“I believe the small, independent, privately-supported institution is the best way to get an education,” wrote Frederick Hard in 1955. As Scripps College’s second and longest-serving president, he had a unique opportunity to put his theory to the test.
A distinguished Shakespearean scholar, Hard was an Alabama native educated by some of the finest liberal arts colleges in the United States, including University of the South, the University of North Carolina, and Johns Hopkins University. He came to Scripps College after a successful tenure as faculty and Dean of Newcomb College, Tulane University’s women’s college.
President Hard came to Scripps at a critical point in Scripps College’s history; the school had lost its first leader in 1942, and the nation was in the middle of World War II: physically and intellectually resources were scarce.
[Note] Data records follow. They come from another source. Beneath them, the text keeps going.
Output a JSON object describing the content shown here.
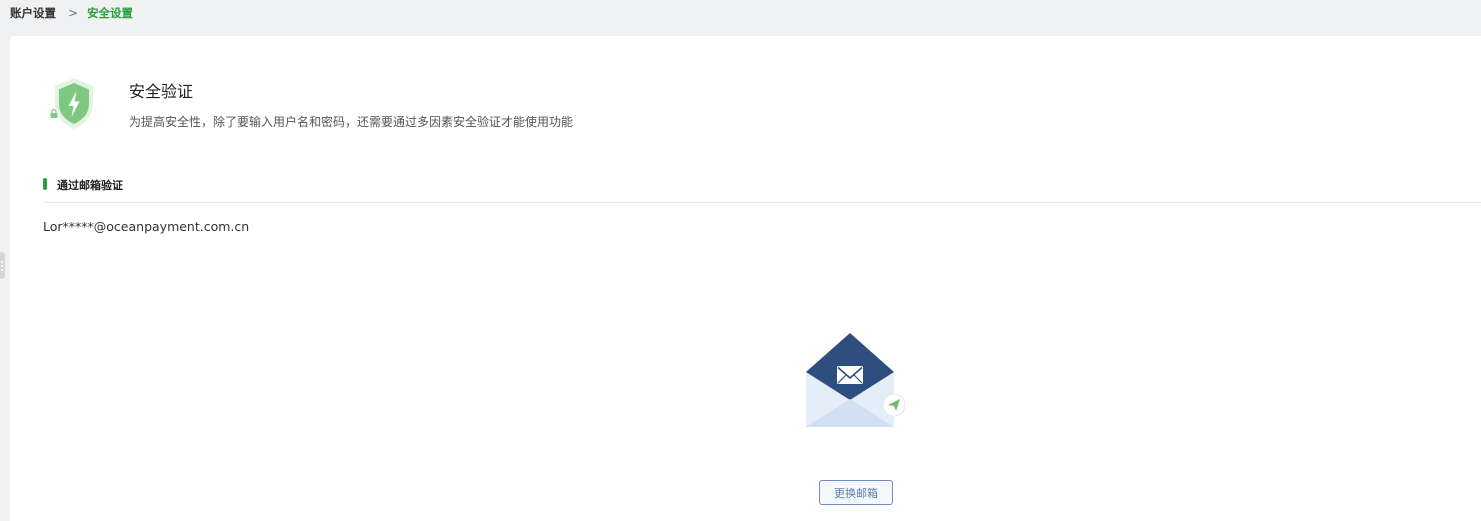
{
  "breadcrumb": {
    "parent": "账户设置",
    "separator": ">",
    "current": "安全设置"
  },
  "security": {
    "title": "安全验证",
    "description": "为提高安全性，除了要输入用户名和密码，还需要通过多因素安全验证才能使用功能",
    "icon": "shield-bolt-icon"
  },
  "email_verification": {
    "section_label": "通过邮箱验证",
    "email": "Lor*****@oceanpayment.com.cn",
    "illustration_icon": "envelope-icon",
    "change_button_label": "更换邮箱"
  },
  "colors": {
    "accent_green": "#27a03d",
    "envelope_navy": "#2e4f7e",
    "button_border": "#6e8fbd"
  }
}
Upon taking the office of president, Hard re-affirmed the values inherent in a liberal arts education, saying it is “the best preparation which American women can receive … it will equip them to speak boldly against all that is wasteful, extravagant, and dangerous in our social order.”
During his tenure at Scripps College, Hard frequently put his knowledge of English and Shakespeare to work, writing numerous contributions to periodicals on literature of the Renaissance. An avid musician, he also played violin and taught music on occasion. A figurehead of the campus, his annual holiday cards became much-celebrated reminders of the Hard family and their ties to the larger Scripps College community.
“He looked upon the college as a living institution, accommodating many different people,” noted former history professor Edward White. “His prime concern was a sense of justice. He wanted the faculty and the student body at large to be treated with love, justice, and charity.”
After his retirement in 1964, Hard held the post of president emeritus of Scripps College and taught English at Adlai Stevenson College, University of California, Santa Cruz. It was a sad note for the College when John H. Chandler announced his passing in 1981.
“[He] brought the college the same Southern gentility he practiced in his own life,” added White. “Courtesy, gentlemanliness, and consideration.”